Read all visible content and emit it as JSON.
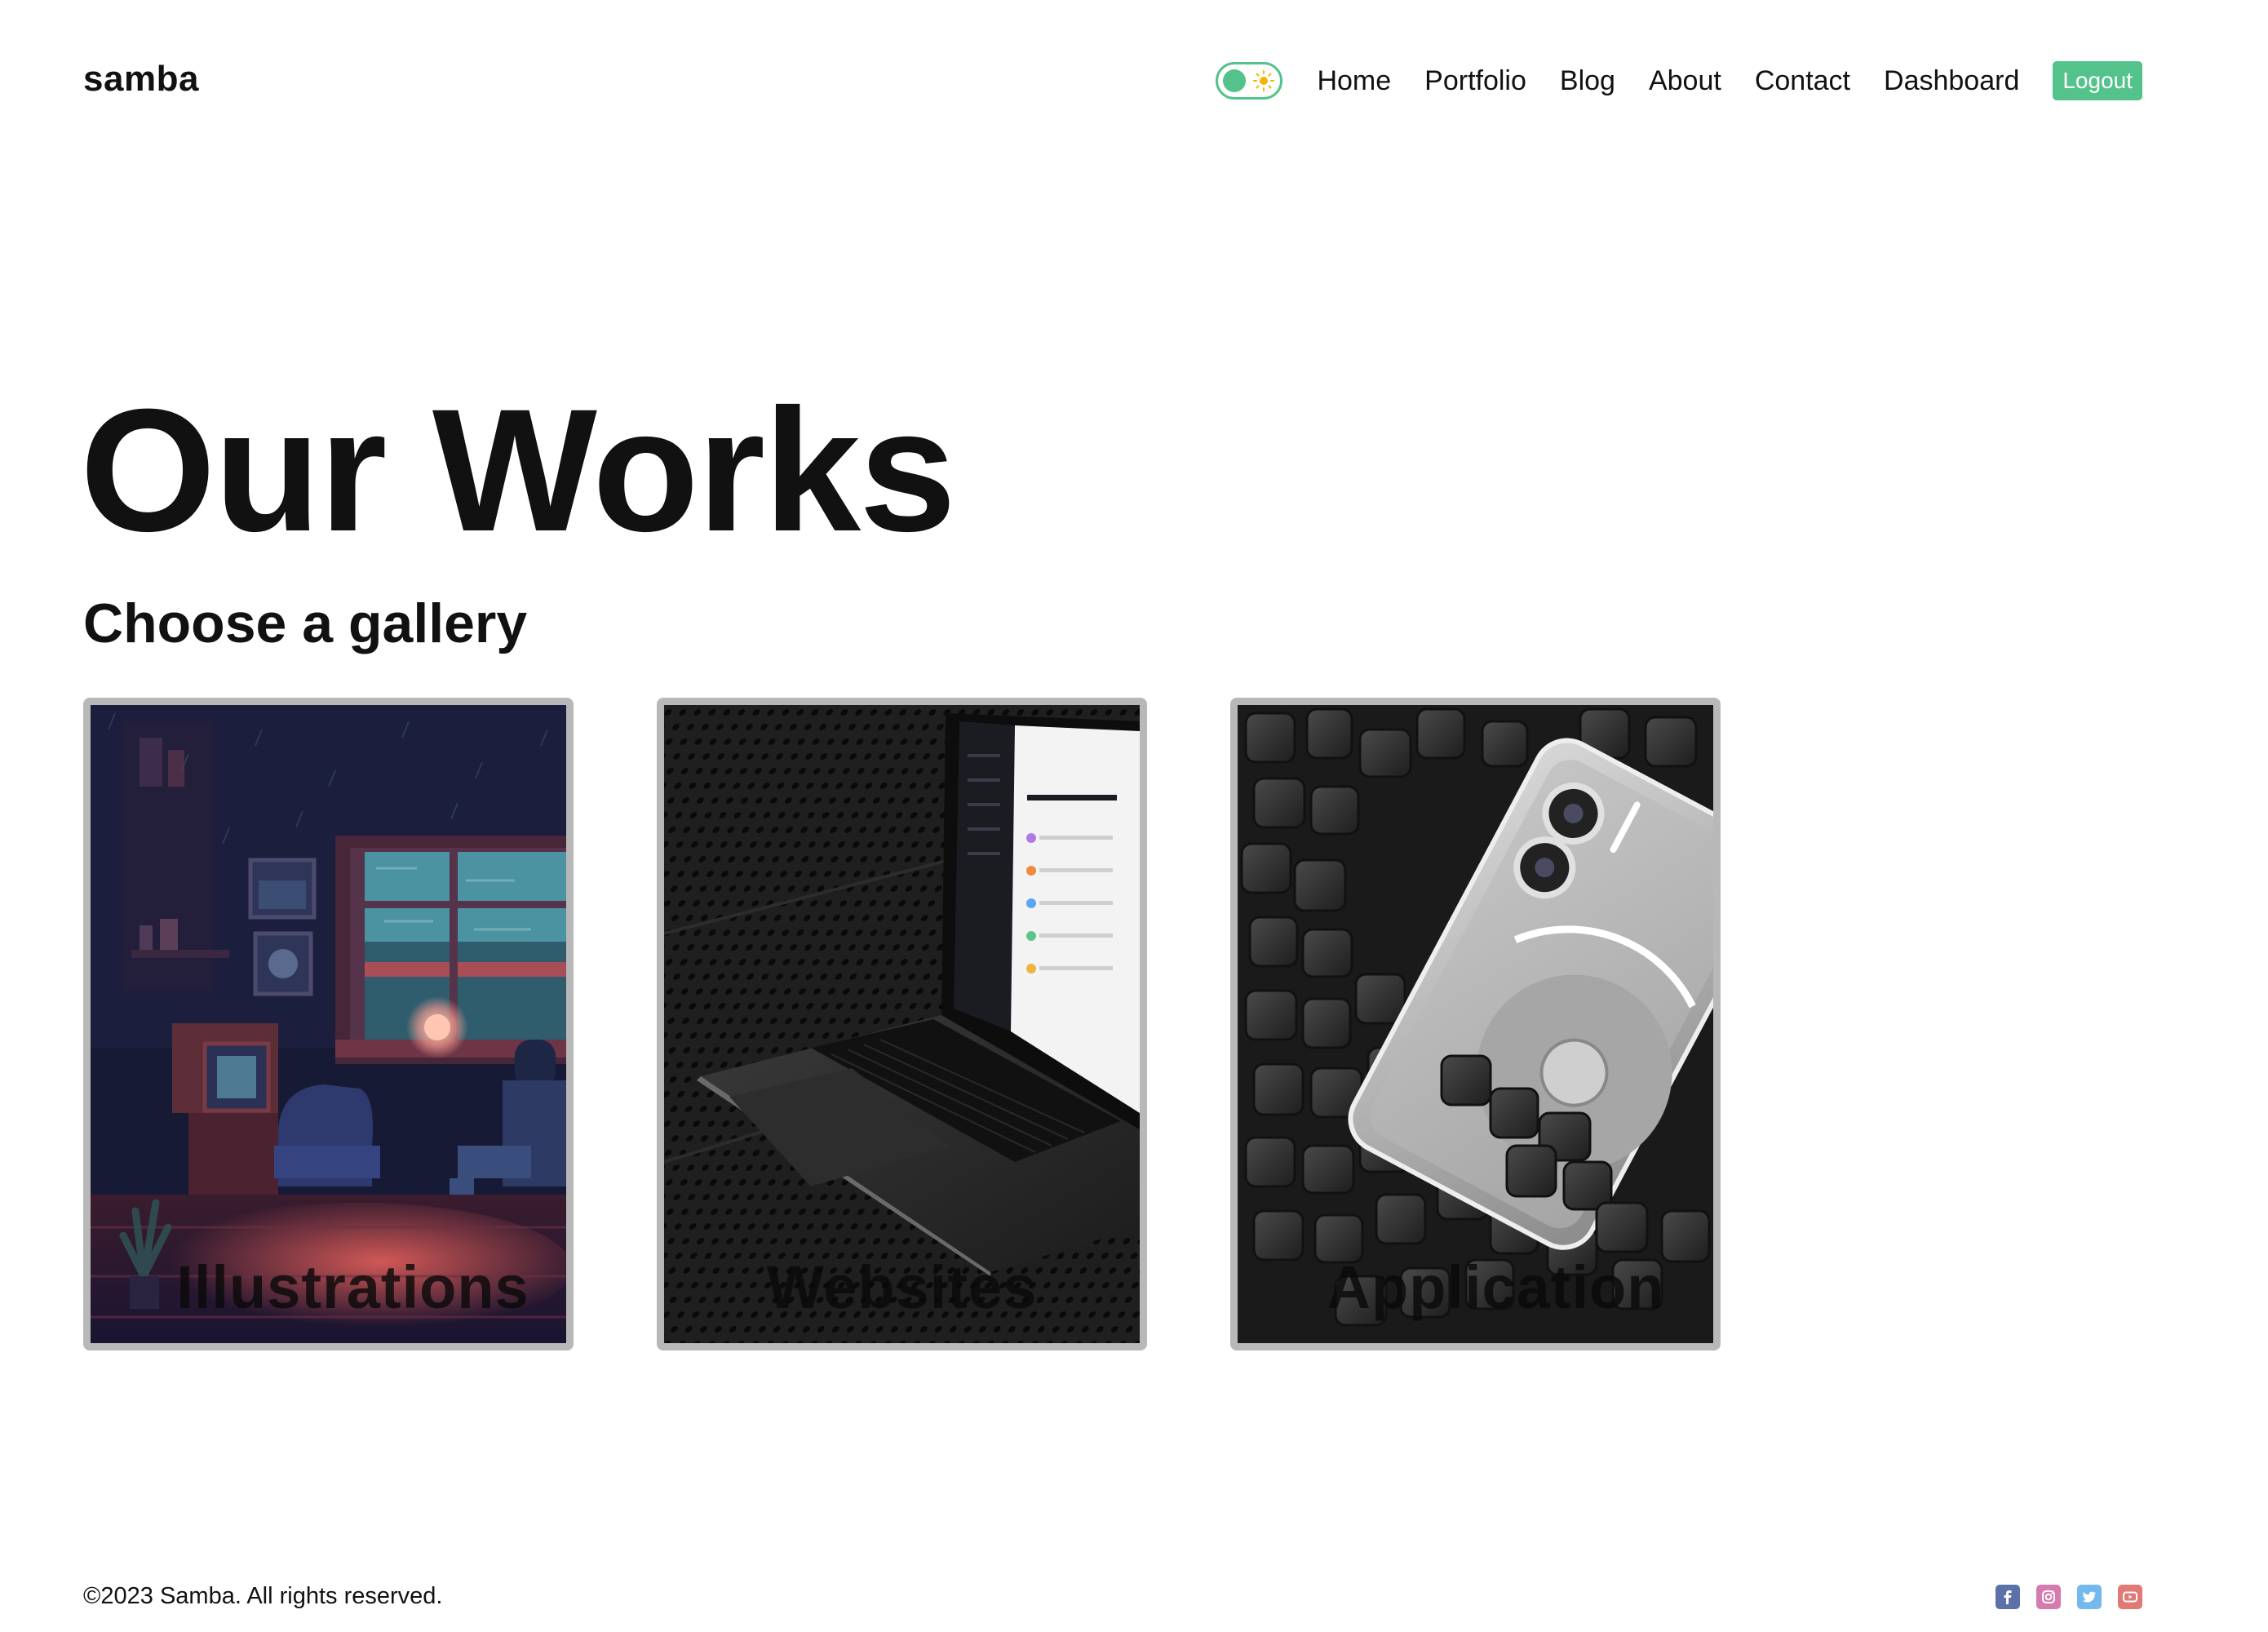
{
  "header": {
    "logo": "samba",
    "nav": {
      "home": "Home",
      "portfolio": "Portfolio",
      "blog": "Blog",
      "about": "About",
      "contact": "Contact",
      "dashboard": "Dashboard"
    },
    "logout_label": "Logout",
    "theme_toggle": {
      "state": "light",
      "icon": "sun-icon"
    }
  },
  "hero": {
    "title": "Our Works",
    "subtitle": "Choose a gallery"
  },
  "gallery": {
    "items": [
      {
        "label": "Illustrations",
        "image": "pixel-art-rainy-room"
      },
      {
        "label": "Websites",
        "image": "laptop-dark-perforated-surface"
      },
      {
        "label": "Application",
        "image": "white-phone-on-foam-cubes"
      }
    ]
  },
  "footer": {
    "copyright": "©2023 Samba. All rights reserved.",
    "socials": [
      {
        "name": "facebook-icon",
        "color": "#3b5998"
      },
      {
        "name": "instagram-icon",
        "color": "#c13584"
      },
      {
        "name": "twitter-icon",
        "color": "#1da1f2"
      },
      {
        "name": "youtube-icon",
        "color": "#d9534f"
      }
    ]
  },
  "colors": {
    "accent": "#53c28b",
    "card_border": "#b8b8b8",
    "text": "#111111"
  }
}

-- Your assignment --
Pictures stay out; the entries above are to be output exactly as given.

-- Result --
Read all visible content and emit it as JSON.
{
  "header": {
    "logo": "samba",
    "nav": {
      "home": "Home",
      "portfolio": "Portfolio",
      "blog": "Blog",
      "about": "About",
      "contact": "Contact",
      "dashboard": "Dashboard"
    },
    "logout_label": "Logout",
    "theme_toggle": {
      "state": "light",
      "icon": "sun-icon"
    }
  },
  "hero": {
    "title": "Our Works",
    "subtitle": "Choose a gallery"
  },
  "gallery": {
    "items": [
      {
        "label": "Illustrations",
        "image": "pixel-art-rainy-room"
      },
      {
        "label": "Websites",
        "image": "laptop-dark-perforated-surface"
      },
      {
        "label": "Application",
        "image": "white-phone-on-foam-cubes"
      }
    ]
  },
  "footer": {
    "copyright": "©2023 Samba. All rights reserved.",
    "socials": [
      {
        "name": "facebook-icon",
        "color": "#3b5998"
      },
      {
        "name": "instagram-icon",
        "color": "#c13584"
      },
      {
        "name": "twitter-icon",
        "color": "#1da1f2"
      },
      {
        "name": "youtube-icon",
        "color": "#d9534f"
      }
    ]
  },
  "colors": {
    "accent": "#53c28b",
    "card_border": "#b8b8b8",
    "text": "#111111"
  }
}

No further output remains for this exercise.